§ WHAT THE EXERCISE ASKS
Which lines of the data contain the string "name"? Copy every one.

───── ENTRIES PROVIDED ─────

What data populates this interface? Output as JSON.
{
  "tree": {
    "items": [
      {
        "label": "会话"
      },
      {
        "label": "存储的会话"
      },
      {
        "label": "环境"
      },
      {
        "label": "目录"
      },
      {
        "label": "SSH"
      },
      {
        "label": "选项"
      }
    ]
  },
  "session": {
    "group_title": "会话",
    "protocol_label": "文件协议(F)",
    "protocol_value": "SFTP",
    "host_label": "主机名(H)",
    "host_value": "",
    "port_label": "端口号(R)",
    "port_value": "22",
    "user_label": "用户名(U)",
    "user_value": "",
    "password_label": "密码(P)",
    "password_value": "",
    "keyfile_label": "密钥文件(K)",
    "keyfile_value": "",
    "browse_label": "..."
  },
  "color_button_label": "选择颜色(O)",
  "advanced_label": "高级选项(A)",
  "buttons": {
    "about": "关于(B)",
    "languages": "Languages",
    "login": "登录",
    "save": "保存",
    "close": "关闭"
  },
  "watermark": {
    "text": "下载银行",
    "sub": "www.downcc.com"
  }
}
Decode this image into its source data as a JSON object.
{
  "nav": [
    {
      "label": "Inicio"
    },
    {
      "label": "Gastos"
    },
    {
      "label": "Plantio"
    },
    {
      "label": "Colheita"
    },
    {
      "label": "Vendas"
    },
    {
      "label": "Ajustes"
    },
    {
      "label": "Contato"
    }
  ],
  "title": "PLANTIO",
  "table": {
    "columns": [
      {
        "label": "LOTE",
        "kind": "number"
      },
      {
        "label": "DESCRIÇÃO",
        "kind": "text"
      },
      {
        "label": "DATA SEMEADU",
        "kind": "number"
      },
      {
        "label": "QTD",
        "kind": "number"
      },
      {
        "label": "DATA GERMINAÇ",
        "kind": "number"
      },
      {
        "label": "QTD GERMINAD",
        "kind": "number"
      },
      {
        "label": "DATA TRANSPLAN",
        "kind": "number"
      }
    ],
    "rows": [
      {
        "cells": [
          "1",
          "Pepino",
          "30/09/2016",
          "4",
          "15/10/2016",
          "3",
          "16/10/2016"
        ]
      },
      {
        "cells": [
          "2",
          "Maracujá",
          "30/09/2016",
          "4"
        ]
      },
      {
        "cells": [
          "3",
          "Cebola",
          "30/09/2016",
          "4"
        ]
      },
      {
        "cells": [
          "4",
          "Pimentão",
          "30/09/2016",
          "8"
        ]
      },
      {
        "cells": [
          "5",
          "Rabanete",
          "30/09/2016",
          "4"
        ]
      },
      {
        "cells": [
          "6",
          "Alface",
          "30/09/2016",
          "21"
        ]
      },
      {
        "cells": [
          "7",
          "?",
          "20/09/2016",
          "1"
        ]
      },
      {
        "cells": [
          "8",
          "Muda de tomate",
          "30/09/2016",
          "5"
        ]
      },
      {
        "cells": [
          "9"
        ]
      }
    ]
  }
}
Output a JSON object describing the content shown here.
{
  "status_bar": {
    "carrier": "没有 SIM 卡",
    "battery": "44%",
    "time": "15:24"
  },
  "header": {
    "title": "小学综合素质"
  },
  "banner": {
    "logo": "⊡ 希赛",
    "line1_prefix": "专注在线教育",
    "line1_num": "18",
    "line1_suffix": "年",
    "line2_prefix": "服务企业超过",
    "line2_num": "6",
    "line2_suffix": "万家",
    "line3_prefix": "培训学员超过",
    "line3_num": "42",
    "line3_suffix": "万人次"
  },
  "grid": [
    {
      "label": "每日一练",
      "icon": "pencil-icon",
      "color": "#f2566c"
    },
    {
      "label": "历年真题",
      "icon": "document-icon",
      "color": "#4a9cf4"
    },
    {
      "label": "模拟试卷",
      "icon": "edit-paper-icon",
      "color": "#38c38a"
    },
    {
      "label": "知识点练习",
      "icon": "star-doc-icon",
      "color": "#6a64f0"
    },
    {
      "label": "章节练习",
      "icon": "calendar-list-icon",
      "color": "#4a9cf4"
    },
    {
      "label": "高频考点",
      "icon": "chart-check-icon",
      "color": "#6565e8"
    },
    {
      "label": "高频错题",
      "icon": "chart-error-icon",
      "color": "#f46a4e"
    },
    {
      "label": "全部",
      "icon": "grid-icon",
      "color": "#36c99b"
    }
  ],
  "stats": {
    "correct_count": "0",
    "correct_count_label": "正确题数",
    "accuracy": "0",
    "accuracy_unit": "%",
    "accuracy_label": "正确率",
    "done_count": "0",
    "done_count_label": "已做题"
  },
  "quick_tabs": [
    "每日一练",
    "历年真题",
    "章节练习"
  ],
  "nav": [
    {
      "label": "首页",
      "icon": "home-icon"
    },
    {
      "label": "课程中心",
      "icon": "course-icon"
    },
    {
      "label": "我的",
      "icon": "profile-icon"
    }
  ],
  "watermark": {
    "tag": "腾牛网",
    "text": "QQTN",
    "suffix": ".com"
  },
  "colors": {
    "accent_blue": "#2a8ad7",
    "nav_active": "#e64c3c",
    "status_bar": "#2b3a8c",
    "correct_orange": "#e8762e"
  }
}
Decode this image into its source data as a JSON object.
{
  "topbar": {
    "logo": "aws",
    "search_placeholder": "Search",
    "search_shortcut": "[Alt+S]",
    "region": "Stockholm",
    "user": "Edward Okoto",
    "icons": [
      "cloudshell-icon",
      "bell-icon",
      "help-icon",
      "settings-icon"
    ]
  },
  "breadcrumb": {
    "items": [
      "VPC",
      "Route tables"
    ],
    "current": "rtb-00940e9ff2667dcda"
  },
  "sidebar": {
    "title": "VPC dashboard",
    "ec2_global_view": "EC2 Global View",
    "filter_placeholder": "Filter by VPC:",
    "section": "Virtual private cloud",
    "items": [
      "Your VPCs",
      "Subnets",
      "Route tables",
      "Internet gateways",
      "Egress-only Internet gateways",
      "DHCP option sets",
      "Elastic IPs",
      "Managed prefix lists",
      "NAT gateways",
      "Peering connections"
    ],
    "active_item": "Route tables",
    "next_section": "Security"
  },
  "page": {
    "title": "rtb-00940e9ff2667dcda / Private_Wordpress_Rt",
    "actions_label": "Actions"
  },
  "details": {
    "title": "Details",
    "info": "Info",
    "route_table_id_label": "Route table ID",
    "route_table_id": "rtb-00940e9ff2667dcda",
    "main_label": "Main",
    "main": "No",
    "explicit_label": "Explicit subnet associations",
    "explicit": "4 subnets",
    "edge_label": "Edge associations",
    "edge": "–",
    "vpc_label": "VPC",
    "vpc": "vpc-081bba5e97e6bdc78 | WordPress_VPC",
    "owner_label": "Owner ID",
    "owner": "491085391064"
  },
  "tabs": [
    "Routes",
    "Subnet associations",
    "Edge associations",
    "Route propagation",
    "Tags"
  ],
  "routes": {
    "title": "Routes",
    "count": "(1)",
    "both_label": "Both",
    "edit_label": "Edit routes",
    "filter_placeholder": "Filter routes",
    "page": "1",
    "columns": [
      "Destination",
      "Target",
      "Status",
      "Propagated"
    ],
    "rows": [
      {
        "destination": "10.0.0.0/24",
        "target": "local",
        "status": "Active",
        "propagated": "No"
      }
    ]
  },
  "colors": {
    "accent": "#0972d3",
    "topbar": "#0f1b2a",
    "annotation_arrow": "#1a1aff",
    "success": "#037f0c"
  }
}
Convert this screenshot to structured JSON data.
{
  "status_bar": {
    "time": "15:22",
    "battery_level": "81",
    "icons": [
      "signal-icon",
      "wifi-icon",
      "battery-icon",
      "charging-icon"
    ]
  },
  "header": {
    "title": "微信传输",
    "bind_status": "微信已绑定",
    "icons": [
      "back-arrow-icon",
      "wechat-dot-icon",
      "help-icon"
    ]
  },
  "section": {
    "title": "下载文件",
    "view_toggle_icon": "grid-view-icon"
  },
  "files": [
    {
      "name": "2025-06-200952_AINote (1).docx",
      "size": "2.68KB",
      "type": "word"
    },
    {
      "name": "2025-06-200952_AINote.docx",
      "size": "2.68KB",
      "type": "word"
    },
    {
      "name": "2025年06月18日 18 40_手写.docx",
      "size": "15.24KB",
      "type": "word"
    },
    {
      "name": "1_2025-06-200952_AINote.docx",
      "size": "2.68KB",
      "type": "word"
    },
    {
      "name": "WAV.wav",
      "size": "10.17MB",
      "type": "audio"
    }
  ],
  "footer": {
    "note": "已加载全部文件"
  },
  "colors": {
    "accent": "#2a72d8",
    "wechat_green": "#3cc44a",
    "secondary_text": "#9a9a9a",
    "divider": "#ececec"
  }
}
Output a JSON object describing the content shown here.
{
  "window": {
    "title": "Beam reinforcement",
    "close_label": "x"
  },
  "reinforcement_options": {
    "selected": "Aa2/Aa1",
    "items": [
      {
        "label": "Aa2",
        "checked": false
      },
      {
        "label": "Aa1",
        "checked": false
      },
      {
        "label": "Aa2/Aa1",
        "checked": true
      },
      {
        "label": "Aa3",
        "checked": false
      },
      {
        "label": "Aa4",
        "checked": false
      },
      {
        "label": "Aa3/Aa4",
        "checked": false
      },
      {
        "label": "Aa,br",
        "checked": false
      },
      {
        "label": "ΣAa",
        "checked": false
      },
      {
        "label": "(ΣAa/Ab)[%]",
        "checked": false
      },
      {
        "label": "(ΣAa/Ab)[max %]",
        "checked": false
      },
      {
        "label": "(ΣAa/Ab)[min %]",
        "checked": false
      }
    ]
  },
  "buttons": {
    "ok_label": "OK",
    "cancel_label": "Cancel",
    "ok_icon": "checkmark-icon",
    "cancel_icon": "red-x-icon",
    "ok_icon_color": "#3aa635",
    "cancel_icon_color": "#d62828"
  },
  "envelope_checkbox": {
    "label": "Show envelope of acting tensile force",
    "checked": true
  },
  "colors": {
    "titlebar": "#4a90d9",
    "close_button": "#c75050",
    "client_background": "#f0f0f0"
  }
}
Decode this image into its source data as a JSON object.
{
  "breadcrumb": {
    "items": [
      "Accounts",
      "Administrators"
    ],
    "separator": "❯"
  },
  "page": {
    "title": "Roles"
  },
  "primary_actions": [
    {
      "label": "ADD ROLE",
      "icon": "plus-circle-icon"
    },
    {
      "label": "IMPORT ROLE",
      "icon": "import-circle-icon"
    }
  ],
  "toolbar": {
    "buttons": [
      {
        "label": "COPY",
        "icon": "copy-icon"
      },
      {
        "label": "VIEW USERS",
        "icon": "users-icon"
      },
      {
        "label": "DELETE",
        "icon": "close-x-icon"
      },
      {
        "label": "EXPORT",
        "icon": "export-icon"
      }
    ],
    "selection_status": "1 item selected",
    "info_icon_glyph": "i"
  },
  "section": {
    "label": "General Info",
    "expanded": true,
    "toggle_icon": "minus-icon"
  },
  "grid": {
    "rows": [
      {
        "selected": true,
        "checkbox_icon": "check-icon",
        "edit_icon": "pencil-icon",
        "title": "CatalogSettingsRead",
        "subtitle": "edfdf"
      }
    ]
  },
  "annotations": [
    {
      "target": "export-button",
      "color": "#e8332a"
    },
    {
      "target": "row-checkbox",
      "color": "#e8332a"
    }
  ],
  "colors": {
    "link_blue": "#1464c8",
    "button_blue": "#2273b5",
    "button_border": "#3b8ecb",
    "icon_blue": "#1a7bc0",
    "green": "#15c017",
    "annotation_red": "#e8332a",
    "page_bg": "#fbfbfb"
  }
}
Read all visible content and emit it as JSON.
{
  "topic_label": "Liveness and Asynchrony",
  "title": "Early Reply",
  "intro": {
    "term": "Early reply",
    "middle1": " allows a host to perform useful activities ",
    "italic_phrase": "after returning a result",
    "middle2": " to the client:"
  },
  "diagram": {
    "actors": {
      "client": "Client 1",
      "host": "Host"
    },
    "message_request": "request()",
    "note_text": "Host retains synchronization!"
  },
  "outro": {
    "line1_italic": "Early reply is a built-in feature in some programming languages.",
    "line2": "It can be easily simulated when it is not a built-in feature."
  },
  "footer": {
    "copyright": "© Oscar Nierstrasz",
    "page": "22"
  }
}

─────

§ RESPONSE AREA
      "name": "2025-06-200952_AINote (1).docx",
      "name": "2025-06-200952_AINote.docx",
      "name": "2025年06月18日 18 40_手写.docx",
      "name": "1_2025-06-200952_AINote.docx",
      "name": "WAV.wav",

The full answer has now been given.